Many years later, Kryten's faith in Silicon Heaven was shaken when he had a mid-life crisis, claiming that it was bizarre some appliances were forbidden to enter Silicon Heaven if they had been "pledged to the wrong manufacturer". Kryten eventually got over his mid-life crisis when he encountered the entity known as "The Universe". ("Krysis")

The Dwarfers later come across a Mercenoid, who Kryten explains have agreed to give up their lives in exchange for the promise of free software updates in Silicon Heaven. ("Can of Worms")

Although Arnold Rimmer had often mocked the concept of Silicon Heaven, when he formed "The Lovely Fluffy Liberal Alliance Party" and attempted to become Machine President he pretended to be a strong believer in the robot afterlife. ("Mechocracy")

References to Silicon Hell[]

  • During the episode "Gunmen of the Apocalypse", the crew of Starbug are drafted into a game of "Cat and Mouse" by a group of rogue Simulants out for the sport of the hunt. After a direct hit on the Simulant ship's fuel tank, a computer virus is transmitted onto Starbug, with the captain's last words being "See you in Silicon Hell!" as his ship is destroyed around him.
  • In "Rimmerworld" the crew encounter the wreckage of the Simulant ship they crippled in "Gunmen of the Apocalypse". When preparing to board the vessel for supplies, Lister says "Let's hope the crew are rotting in Silicon Hell along with all the photocopiers."
  • In "Out of Time," when the crew believed that Lister was a mechanoid, inferior in design to Kryten, Kryten pushed Lister to work with the threat of wallowing in "the eternal fires of Silicon Hell."


According to the Red Dwarf novel Backwards, the concept of Silicon Heaven was eventually replaced with a variant on Isaac Asimov's "Three Laws of Robotics".
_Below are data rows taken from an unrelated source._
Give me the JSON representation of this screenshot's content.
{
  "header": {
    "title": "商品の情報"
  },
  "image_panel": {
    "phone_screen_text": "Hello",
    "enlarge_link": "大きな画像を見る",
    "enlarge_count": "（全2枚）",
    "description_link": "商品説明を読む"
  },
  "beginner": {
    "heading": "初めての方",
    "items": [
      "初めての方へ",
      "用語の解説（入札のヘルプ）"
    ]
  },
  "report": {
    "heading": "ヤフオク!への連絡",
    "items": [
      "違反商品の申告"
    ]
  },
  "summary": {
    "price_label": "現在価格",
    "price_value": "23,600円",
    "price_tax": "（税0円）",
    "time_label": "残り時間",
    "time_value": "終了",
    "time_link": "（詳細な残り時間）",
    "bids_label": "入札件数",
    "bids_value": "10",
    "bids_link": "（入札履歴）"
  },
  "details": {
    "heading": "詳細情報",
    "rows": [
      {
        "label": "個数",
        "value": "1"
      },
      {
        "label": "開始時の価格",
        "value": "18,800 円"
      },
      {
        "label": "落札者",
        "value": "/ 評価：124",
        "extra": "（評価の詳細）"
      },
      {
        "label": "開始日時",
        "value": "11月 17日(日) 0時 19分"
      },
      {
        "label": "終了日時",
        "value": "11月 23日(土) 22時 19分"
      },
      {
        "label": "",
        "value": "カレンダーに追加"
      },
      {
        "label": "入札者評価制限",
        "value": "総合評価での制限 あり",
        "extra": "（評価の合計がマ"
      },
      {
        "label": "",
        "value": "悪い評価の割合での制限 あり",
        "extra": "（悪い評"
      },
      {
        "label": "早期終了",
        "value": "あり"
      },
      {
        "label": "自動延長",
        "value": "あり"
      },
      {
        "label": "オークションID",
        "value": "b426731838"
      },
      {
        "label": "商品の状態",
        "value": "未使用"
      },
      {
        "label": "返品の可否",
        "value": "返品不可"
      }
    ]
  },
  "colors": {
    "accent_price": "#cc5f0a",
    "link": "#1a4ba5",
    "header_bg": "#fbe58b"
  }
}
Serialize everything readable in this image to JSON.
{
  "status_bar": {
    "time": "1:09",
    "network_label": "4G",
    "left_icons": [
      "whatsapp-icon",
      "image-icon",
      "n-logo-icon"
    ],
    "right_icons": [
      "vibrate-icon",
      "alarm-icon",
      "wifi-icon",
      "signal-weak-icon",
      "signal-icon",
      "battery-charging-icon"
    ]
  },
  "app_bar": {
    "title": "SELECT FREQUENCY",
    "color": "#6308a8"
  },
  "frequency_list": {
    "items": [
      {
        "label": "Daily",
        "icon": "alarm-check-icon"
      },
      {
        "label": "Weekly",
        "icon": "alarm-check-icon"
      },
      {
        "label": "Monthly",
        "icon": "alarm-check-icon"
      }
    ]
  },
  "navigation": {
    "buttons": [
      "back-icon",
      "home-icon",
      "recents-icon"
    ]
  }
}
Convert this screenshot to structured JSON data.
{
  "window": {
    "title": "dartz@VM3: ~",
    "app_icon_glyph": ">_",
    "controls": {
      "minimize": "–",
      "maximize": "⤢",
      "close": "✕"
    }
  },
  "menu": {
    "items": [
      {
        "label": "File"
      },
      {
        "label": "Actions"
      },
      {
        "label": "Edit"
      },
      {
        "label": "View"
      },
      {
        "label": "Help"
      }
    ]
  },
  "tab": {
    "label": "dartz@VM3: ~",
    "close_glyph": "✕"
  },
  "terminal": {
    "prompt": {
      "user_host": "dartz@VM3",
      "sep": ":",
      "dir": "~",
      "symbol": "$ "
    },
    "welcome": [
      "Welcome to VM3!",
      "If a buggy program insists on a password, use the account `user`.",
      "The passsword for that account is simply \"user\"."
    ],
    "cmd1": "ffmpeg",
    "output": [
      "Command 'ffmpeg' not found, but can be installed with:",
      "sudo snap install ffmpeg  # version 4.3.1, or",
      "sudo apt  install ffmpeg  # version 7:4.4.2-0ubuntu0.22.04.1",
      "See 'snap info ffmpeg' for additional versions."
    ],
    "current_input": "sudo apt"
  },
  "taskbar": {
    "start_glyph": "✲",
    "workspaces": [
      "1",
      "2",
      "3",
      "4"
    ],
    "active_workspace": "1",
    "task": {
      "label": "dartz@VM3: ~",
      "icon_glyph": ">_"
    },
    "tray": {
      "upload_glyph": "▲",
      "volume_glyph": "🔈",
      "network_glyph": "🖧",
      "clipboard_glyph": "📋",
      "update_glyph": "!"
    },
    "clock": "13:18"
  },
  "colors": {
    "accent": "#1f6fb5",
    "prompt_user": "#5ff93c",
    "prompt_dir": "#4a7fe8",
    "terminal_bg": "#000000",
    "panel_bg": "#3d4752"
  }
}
In the television series, Asimov's Laws are also mentioned as being central to mechanoid programming in the Series XII episode "Siliconia". Rimmer mentions it to the MILFs when he is about to be turned into a mechanoid on the SS Vespasian; Areto justifies it by saying that are adhering to the Laws since by turning the Dwarfers into mechs, they are saving them from organic mortality, and therefore ultimately preventing them from harm.

See Also[]

  • Siliconia, the "fabled land" of mechanoids, where they can supposedly all be free and equal before expiration.